I struggled with Post-traumatic stress for well over 30 years, undiagnosed. I was severely burned as a young child and have many physical scars as a reminder. I also served in the United States Coast Guard. While being a part of search and rescue operations, I came to develop some deep emotional scars that for many years I thought I could bury. I thought because they happened so long ago that they “shouldn’t” be an issue. I should just be able to move on. Part of the “do over” has been learning many lessons. I’d like to share three lessons I’ve learned. The first lesson was to learn how to not “should” on myself. We get enough “should-ing on” by others, we don’t need to do it to ourselves.

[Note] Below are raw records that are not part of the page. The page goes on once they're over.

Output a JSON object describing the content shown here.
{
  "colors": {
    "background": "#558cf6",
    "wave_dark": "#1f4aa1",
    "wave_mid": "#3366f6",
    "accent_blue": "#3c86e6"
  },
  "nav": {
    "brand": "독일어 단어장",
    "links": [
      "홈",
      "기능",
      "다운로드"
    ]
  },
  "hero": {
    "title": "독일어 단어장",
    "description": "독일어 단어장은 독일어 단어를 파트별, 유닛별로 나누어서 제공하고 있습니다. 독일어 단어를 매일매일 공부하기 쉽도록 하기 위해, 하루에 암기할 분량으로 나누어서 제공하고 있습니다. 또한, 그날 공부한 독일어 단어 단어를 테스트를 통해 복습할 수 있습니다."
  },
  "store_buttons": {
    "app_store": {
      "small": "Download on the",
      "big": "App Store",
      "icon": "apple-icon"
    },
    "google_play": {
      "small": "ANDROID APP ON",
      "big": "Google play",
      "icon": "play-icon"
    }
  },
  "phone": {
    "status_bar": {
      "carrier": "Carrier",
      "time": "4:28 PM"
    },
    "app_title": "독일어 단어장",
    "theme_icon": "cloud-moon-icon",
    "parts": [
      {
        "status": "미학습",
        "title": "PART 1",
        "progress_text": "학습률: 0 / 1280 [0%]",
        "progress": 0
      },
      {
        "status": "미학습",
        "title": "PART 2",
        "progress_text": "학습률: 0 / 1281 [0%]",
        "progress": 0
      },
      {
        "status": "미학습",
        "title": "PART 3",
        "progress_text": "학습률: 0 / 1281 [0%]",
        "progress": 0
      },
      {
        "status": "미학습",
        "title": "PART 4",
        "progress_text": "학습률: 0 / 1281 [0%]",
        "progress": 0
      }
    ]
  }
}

Trauma, physical and emotional trauma affects us. What I didn’t understand until recently, was that stress after trauma; Post-traumatic stress, is normal. Most of my life I believed that it was abnormal, that this “post-traumatic stress disorder” meant that I was somehow broken or something was fundamentally wrong with me. But in truth, I was having a perfectly normal reaction to extraordinary circumstances.
Through the process of healing I’ve learned that the depression, emotional pain and the confusion that I constantly experienced was exhausting. These things weaken us, physically, emotionally, spiritually and mentally. I needed to find some kind of inner strength, not strength to keep pushing these pains down but strength to address them.
When I got out of the Coast Guard, I was really struggling. I remembered a scripture from the bible that said “the joy of the Lord is my strength.” Hmmm “The Joy of The Lord Is My Strength.” Joy equals Strength. The problem was, I had no joy. PTSD has a way of making joy scarce.
I started reading books on depression and motivation but the second lesson was one of the greatest. The lesson of gratitude. I call gratitude the gateway to joy. Even though I had no joy, I decided to find three things that I could be grateful for each day. Somedays, all I could come up with was the roof over my head, the bed that I had to sleep in and hot water for a shower. But it was a start.
Gratitude is like a muscle that you have to build every day. As that muscle grew, I got stronger and stronger and one day, I had the strength to tell someone my pain. Those pains that I had buried for decades. Lesson number three, telling my story to someone who cared, created connection which created my “do over.”
So my encouragement to everyone these days, “be strong and courageous” and that translates to: “go with gratitude and joy”.
Website: www.rescuetorecovery.com Email: firstname.lastname@example.org